*Task item*. Return every line from the records below in which the word "right" is found.

── Extracted entries

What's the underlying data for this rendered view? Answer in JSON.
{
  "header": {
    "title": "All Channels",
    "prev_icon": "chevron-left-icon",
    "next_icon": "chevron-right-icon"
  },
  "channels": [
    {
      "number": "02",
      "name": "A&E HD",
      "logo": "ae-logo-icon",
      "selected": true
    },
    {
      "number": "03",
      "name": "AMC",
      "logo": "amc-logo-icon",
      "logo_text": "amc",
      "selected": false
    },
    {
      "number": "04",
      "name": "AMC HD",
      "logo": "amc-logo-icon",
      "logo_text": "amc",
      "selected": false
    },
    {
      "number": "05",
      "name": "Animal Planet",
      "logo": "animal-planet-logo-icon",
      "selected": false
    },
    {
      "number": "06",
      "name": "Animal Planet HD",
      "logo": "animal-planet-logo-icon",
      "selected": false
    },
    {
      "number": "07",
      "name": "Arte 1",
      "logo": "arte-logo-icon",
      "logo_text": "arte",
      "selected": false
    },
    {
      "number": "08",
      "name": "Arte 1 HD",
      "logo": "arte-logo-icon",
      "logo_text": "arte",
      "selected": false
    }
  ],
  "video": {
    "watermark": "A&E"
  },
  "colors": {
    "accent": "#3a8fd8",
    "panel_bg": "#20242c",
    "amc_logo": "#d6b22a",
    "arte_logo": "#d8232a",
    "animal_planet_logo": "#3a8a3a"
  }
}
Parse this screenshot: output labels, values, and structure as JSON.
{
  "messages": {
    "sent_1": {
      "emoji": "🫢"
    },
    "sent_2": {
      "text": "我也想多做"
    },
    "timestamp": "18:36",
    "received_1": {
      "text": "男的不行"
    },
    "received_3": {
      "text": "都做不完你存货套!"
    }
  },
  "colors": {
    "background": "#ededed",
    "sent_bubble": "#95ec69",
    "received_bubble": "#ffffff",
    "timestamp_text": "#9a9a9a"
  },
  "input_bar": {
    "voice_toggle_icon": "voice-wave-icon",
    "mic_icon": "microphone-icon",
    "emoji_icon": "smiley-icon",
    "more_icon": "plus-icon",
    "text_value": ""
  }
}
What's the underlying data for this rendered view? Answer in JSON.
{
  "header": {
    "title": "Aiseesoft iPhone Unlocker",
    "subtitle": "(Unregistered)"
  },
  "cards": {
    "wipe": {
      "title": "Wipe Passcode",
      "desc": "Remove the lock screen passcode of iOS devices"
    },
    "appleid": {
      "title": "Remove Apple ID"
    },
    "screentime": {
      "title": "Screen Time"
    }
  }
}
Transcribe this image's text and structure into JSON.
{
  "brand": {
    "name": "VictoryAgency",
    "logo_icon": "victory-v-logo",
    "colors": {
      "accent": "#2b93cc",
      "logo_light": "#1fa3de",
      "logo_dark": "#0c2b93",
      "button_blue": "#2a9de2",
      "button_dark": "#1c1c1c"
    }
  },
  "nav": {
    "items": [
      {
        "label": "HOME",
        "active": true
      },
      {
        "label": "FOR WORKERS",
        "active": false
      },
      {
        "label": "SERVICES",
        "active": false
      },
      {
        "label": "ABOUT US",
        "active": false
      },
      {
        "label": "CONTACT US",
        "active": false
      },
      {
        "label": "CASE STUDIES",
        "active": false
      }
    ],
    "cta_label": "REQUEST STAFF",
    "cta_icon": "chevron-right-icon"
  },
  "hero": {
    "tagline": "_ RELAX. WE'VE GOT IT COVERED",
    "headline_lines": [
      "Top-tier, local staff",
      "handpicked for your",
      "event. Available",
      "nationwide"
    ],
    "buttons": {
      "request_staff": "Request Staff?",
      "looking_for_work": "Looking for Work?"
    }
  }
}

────

*Task response*.
    "next_icon": "chevron-right-icon"
    "cta_icon": "chevron-right-icon"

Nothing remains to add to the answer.